*** Data ***

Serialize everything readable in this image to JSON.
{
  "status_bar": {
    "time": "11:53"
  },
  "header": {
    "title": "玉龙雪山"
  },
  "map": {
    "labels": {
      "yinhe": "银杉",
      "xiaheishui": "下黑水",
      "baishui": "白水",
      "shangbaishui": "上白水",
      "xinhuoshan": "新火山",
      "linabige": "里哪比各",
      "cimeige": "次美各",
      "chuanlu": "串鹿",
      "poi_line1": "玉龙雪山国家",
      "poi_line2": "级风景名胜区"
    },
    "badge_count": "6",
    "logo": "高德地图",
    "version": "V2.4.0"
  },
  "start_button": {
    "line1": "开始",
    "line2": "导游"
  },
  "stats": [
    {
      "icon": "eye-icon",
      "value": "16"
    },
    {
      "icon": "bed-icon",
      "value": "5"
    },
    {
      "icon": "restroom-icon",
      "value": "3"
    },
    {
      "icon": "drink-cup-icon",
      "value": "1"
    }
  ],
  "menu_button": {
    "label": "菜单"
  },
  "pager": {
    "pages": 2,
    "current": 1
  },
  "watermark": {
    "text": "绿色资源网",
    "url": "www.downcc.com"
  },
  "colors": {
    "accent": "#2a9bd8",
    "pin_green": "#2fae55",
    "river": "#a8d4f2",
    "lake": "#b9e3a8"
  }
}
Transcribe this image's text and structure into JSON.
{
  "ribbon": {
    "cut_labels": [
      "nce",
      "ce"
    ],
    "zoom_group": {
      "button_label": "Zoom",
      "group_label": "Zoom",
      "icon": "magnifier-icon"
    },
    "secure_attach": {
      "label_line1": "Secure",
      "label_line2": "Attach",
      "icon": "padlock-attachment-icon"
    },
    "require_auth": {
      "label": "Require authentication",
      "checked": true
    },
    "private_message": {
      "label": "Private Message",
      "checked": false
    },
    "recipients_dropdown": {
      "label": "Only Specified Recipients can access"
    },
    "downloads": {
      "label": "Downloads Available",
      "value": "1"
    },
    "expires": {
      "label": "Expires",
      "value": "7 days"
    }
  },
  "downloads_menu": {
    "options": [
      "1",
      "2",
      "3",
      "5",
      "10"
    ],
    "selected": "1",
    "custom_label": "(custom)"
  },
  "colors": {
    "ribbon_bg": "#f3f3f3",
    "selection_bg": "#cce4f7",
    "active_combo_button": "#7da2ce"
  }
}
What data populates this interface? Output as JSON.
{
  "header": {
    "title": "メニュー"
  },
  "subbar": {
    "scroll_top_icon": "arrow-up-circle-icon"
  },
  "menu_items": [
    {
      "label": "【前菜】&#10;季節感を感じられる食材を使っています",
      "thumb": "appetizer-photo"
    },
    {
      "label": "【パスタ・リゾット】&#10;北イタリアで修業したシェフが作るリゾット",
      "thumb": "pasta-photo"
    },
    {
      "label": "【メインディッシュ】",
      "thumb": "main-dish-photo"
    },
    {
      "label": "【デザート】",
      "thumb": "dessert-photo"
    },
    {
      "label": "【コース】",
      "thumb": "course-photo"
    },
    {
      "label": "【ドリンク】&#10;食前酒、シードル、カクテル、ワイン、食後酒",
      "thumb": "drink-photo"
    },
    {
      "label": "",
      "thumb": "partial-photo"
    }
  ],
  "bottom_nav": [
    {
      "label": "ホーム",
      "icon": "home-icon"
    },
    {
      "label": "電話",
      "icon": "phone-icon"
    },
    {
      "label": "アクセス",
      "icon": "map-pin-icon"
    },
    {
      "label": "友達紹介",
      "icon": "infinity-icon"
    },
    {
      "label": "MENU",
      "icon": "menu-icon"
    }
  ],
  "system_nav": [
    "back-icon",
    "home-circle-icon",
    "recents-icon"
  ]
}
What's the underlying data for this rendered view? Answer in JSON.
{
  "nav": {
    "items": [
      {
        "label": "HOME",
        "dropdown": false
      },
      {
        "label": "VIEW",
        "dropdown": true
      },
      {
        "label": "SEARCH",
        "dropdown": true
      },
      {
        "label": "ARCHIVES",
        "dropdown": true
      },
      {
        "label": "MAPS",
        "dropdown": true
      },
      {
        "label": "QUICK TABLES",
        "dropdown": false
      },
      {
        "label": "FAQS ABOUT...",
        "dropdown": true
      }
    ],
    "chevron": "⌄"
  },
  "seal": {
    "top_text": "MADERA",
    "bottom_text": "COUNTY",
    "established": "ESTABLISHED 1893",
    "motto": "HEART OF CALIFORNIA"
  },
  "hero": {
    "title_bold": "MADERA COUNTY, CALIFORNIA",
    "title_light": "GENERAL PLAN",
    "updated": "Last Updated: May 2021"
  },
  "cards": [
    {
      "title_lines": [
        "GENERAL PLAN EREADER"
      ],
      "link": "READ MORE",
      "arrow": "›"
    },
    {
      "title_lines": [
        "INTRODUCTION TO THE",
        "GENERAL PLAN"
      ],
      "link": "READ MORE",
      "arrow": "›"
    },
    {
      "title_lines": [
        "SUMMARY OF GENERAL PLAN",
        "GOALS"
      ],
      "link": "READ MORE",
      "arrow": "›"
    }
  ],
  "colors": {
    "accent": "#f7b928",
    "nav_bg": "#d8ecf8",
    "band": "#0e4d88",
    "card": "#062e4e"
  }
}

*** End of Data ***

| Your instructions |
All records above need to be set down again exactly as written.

| Completed task |
Serialize everything readable in this image to JSON.
{
  "status_bar": {
    "time": "11:53"
  },
  "header": {
    "title": "玉龙雪山"
  },
  "map": {
    "labels": {
      "yinhe": "银杉",
      "xiaheishui": "下黑水",
      "baishui": "白水",
      "shangbaishui": "上白水",
      "xinhuoshan": "新火山",
      "linabige": "里哪比各",
      "cimeige": "次美各",
      "chuanlu": "串鹿",
      "poi_line1": "玉龙雪山国家",
      "poi_line2": "级风景名胜区"
    },
    "badge_count": "6",
    "logo": "高德地图",
    "version": "V2.4.0"
  },
  "start_button": {
    "line1": "开始",
    "line2": "导游"
  },
  "stats": [
    {
      "icon": "eye-icon",
      "value": "16"
    },
    {
      "icon": "bed-icon",
      "value": "5"
    },
    {
      "icon": "restroom-icon",
      "value": "3"
    },
    {
      "icon": "drink-cup-icon",
      "value": "1"
    }
  ],
  "menu_button": {
    "label": "菜单"
  },
  "pager": {
    "pages": 2,
    "current": 1
  },
  "watermark": {
    "text": "绿色资源网",
    "url": "www.downcc.com"
  },
  "colors": {
    "accent": "#2a9bd8",
    "pin_green": "#2fae55",
    "river": "#a8d4f2",
    "lake": "#b9e3a8"
  }
}
Transcribe this image's text and structure into JSON.
{
  "ribbon": {
    "cut_labels": [
      "nce",
      "ce"
    ],
    "zoom_group": {
      "button_label": "Zoom",
      "group_label": "Zoom",
      "icon": "magnifier-icon"
    },
    "secure_attach": {
      "label_line1": "Secure",
      "label_line2": "Attach",
      "icon": "padlock-attachment-icon"
    },
    "require_auth": {
      "label": "Require authentication",
      "checked": true
    },
    "private_message": {
      "label": "Private Message",
      "checked": false
    },
    "recipients_dropdown": {
      "label": "Only Specified Recipients can access"
    },
    "downloads": {
      "label": "Downloads Available",
      "value": "1"
    },
    "expires": {
      "label": "Expires",
      "value": "7 days"
    }
  },
  "downloads_menu": {
    "options": [
      "1",
      "2",
      "3",
      "5",
      "10"
    ],
    "selected": "1",
    "custom_label": "(custom)"
  },
  "colors": {
    "ribbon_bg": "#f3f3f3",
    "selection_bg": "#cce4f7",
    "active_combo_button": "#7da2ce"
  }
}
What data populates this interface? Output as JSON.
{
  "header": {
    "title": "メニュー"
  },
  "subbar": {
    "scroll_top_icon": "arrow-up-circle-icon"
  },
  "menu_items": [
    {
      "label": "【前菜】&#10;季節感を感じられる食材を使っています",
      "thumb": "appetizer-photo"
    },
    {
      "label": "【パスタ・リゾット】&#10;北イタリアで修業したシェフが作るリゾット",
      "thumb": "pasta-photo"
    },
    {
      "label": "【メインディッシュ】",
      "thumb": "main-dish-photo"
    },
    {
      "label": "【デザート】",
      "thumb": "dessert-photo"
    },
    {
      "label": "【コース】",
      "thumb": "course-photo"
    },
    {
      "label": "【ドリンク】&#10;食前酒、シードル、カクテル、ワイン、食後酒",
      "thumb": "drink-photo"
    },
    {
      "label": "",
      "thumb": "partial-photo"
    }
  ],
  "bottom_nav": [
    {
      "label": "ホーム",
      "icon": "home-icon"
    },
    {
      "label": "電話",
      "icon": "phone-icon"
    },
    {
      "label": "アクセス",
      "icon": "map-pin-icon"
    },
    {
      "label": "友達紹介",
      "icon": "infinity-icon"
    },
    {
      "label": "MENU",
      "icon": "menu-icon"
    }
  ],
  "system_nav": [
    "back-icon",
    "home-circle-icon",
    "recents-icon"
  ]
}
What's the underlying data for this rendered view? Answer in JSON.
{
  "nav": {
    "items": [
      {
        "label": "HOME",
        "dropdown": false
      },
      {
        "label": "VIEW",
        "dropdown": true
      },
      {
        "label": "SEARCH",
        "dropdown": true
      },
      {
        "label": "ARCHIVES",
        "dropdown": true
      },
      {
        "label": "MAPS",
        "dropdown": true
      },
      {
        "label": "QUICK TABLES",
        "dropdown": false
      },
      {
        "label": "FAQS ABOUT...",
        "dropdown": true
      }
    ],
    "chevron": "⌄"
  },
  "seal": {
    "top_text": "MADERA",
    "bottom_text": "COUNTY",
    "established": "ESTABLISHED 1893",
    "motto": "HEART OF CALIFORNIA"
  },
  "hero": {
    "title_bold": "MADERA COUNTY, CALIFORNIA",
    "title_light": "GENERAL PLAN",
    "updated": "Last Updated: May 2021"
  },
  "cards": [
    {
      "title_lines": [
        "GENERAL PLAN EREADER"
      ],
      "link": "READ MORE",
      "arrow": "›"
    },
    {
      "title_lines": [
        "INTRODUCTION TO THE",
        "GENERAL PLAN"
      ],
      "link": "READ MORE",
      "arrow": "›"
    },
    {
      "title_lines": [
        "SUMMARY OF GENERAL PLAN",
        "GOALS"
      ],
      "link": "READ MORE",
      "arrow": "›"
    }
  ],
  "colors": {
    "accent": "#f7b928",
    "nav_bg": "#d8ecf8",
    "band": "#0e4d88",
    "card": "#062e4e"
  }
}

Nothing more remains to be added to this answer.